India to announce new rules for online & social media today

The Indian government is all set to announce new rules that govern online and social media platforms such as Facebook, Twitter, Youtube, Hotstar and Amazon Prime today, according to a report by financial news channel ET Now.

The IT and Information & Broadcasting ministries will hold a combined press conference at 2 PM today to announce the new rules, the channel said.


According to sources, the new rules will require social media platforms to get an undertaking from the users that they will not post anything that “knowingly and intentionally communicates any information which is patently false or misleading in nature but may reasonably be perceived as a fact”.

The new rules also require them to include provisions against posting of any material that “threatens the unity, integrity, defence, security or Sovereignty of India, friendly relations with foreign States, or public order, or causes incitement to the commission of any cognizable offence or prevents investigation of any offence or is insulting any foreign states”.

They will also have to put in a clause against uploading information that “is patently false and untrue, and is written or published in any form, with the intent to mislead or harass a person, entity or agency for financial gain or to cause any injury to any person”.


The new rules brings online news under the norms of journalistic conduct of the Press Council of India under the Press Council Act, 1978 and the programme code under section 5 of the Cable Television Networks
regulation) Act, 1995.

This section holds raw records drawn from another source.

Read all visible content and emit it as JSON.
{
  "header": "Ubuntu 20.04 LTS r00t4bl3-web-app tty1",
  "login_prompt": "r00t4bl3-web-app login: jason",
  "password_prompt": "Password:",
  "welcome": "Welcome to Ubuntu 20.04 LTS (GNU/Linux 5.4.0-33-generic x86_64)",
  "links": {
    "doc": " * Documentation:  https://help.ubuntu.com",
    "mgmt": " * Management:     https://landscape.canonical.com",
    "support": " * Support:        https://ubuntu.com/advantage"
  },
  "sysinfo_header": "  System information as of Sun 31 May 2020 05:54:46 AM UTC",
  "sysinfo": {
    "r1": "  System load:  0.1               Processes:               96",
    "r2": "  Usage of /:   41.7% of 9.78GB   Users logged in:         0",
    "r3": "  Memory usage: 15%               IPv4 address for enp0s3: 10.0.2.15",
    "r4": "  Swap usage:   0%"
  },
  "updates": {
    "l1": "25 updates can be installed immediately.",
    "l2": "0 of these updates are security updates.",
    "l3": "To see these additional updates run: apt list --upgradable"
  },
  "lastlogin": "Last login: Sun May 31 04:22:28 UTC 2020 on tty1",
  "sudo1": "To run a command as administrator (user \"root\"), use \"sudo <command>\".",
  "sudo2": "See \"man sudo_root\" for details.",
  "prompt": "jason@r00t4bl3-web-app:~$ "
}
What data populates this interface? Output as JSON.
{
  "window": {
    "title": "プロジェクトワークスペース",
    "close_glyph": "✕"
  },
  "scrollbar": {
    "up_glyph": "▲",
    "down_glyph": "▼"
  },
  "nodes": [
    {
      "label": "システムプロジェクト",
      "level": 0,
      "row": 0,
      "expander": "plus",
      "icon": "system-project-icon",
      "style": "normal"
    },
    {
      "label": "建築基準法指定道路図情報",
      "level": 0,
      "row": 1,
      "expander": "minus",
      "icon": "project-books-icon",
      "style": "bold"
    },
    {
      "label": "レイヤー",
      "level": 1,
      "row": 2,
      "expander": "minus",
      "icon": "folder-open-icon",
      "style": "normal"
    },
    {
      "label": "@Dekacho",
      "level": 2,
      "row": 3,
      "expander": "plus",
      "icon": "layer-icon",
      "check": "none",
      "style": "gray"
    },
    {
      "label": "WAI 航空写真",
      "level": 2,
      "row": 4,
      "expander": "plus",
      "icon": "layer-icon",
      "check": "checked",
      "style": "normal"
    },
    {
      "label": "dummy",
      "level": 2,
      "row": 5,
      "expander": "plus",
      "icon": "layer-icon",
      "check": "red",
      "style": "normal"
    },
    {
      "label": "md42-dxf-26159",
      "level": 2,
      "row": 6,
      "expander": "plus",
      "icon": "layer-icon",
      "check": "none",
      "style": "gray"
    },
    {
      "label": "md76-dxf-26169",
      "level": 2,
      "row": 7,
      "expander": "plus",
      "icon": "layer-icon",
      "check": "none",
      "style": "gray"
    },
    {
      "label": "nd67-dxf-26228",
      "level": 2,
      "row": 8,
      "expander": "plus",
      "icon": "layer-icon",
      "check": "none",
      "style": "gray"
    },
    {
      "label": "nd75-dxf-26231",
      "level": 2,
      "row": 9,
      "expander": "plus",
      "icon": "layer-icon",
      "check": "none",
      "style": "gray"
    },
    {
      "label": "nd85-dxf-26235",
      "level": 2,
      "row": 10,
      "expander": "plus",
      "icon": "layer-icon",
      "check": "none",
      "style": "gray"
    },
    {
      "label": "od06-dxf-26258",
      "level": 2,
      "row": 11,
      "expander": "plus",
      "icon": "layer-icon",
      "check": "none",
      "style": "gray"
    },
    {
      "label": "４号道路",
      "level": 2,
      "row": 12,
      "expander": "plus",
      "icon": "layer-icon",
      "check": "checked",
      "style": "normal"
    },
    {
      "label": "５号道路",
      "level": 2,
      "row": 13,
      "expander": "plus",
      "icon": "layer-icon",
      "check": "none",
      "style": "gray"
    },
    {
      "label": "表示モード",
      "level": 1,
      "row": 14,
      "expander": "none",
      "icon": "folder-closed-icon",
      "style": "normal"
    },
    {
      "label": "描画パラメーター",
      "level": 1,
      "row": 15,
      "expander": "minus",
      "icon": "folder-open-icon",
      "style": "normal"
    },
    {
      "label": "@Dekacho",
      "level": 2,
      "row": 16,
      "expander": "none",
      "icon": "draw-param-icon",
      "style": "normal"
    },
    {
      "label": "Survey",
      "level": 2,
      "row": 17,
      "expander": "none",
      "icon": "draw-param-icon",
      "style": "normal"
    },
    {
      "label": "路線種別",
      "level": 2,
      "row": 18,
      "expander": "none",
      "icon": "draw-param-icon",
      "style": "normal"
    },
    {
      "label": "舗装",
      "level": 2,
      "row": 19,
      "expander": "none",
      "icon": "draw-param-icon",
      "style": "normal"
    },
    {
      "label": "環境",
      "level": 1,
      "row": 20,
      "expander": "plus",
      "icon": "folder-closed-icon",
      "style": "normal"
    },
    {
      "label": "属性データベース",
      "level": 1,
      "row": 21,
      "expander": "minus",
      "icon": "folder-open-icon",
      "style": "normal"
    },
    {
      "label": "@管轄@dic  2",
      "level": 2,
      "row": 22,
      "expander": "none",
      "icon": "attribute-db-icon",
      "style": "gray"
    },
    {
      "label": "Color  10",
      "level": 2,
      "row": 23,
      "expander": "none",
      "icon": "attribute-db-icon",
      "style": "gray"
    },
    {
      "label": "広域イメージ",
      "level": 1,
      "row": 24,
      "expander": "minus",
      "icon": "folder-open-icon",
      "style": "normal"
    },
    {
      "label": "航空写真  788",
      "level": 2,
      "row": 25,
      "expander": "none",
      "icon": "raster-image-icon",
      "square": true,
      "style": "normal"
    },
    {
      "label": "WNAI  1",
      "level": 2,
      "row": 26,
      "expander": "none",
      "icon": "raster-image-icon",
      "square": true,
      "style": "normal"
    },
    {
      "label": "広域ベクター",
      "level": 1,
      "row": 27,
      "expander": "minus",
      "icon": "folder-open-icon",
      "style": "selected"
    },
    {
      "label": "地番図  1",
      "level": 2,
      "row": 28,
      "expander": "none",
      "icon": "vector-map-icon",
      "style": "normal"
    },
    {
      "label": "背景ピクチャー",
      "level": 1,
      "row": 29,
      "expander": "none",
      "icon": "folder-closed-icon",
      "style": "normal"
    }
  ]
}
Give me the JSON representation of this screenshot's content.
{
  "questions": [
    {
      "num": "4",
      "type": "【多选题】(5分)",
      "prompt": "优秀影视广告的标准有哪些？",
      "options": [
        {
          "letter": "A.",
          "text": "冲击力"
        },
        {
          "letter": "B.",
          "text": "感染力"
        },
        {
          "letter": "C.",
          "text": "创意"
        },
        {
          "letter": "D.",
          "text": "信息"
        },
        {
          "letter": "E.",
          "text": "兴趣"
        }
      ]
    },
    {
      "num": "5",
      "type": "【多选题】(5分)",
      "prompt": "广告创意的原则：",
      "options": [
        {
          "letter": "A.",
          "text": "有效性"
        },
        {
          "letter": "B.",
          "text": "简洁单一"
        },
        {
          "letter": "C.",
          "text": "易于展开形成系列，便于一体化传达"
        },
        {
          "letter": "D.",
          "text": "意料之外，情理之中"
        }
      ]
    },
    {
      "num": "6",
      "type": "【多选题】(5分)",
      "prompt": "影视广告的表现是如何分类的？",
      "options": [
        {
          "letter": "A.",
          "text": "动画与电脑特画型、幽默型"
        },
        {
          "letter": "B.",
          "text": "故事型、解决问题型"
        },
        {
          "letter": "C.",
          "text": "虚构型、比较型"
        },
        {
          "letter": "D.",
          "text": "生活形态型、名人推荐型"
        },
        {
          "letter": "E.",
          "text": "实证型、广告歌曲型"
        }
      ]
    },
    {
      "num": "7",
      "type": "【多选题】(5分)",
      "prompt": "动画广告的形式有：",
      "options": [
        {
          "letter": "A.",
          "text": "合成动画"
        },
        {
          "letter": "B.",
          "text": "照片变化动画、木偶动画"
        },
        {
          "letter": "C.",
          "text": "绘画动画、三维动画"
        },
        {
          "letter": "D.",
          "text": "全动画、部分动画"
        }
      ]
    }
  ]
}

Online video platforms, such as Hotstar, Prime Video and MX Player, should “take into consideration India’s multi-racial and multi-religious context and exercise due caution and discretion when featuring the activities, beliefs, practices, or views of any racial or religious group” according to the new rules.

The new rules also call for a five-fold classification of video content.

Online curated content which is suitable for children as well as people of all ages shall be classified as “U” rating; that which is suitable for persons aged 7 years and above, and can be viewed by a person under the age of 7 years with parental guidance, shall be classified as “U/A 7+”, that suitable for persons aged 13 years and above, and can be viewed by a person under the age of 13 years with parental guidance, shall be classified as “U/A 13+”.

Content which is suitable for persons aged 16 years and above, and can be viewed by a person under the age of 16 years with parental guidance, shall be classified as “U/A 16+” rating; and content which is restricted to adults shall be classified as “A” rating.

Adult nudity without any sexual context can be included for 16+ categories, while nudity with a sexual context can be included only for A content.

“The portrayal of overly sexualized behavior is a concern at the junior categories and such works will not qualify for upto U/A 16+ category. The classification of content in various categories from U/A to A shall depend upon the portrayal of non-explicit (implicit) to explicit depiction of sexual behavior.

“Work containing scenes that may offend human sensibilities on account of vulgarity, obscenity or depravity are likely to receive a higher classification, such as the A category,” the new rules said.

Apps must also take all efforts to restrict access to such content by a child through the implementation of appropriate access control measures.

The rules were supposed to be announced last week, but were delayed after social media companies complained about some of the provisions.

The new guidelines come just days after Twitter refused to block official handles of some media outlets, journalists and activists despite a direction by the government to do so.

They also come in the wake of repeated questions in India’s parliament by MPs concerned about the availability of sexually explicit content via various entertainment apps in India.

Many political leaders have also objected to content that is critical of their political parties or ideologies, and asked the government to put in place a mechanism to filter such content.

Most of India’s traditional broadcasters and content production houses have entered the online app business over the last two years, and create regular web series for consumption on mobile phones and smart TVs.

Given that these web series are not meant for broadcast, but are consumed by individuals on their devices according to their discretion, the rules meant broadcast content have not been applied to such web series, short films etc..

Besides such big companies and production houses, hundreds of thousands of individuals in India also create short films, prank videos and other such content and post these on their social media pages, such as those on Facebook and Youtube.

The rise of ‘online content’ and cheap access to data connectivity has led to a change in consumption habits among Indians, with a large number of people now turning to mobile phones and smart TVs for their entertainment.

At the same time, the government has found itself without any obvious levers or legal mechanism to control such content, partly because of the absence of a legal framework and partly because of the distributed nature of content production.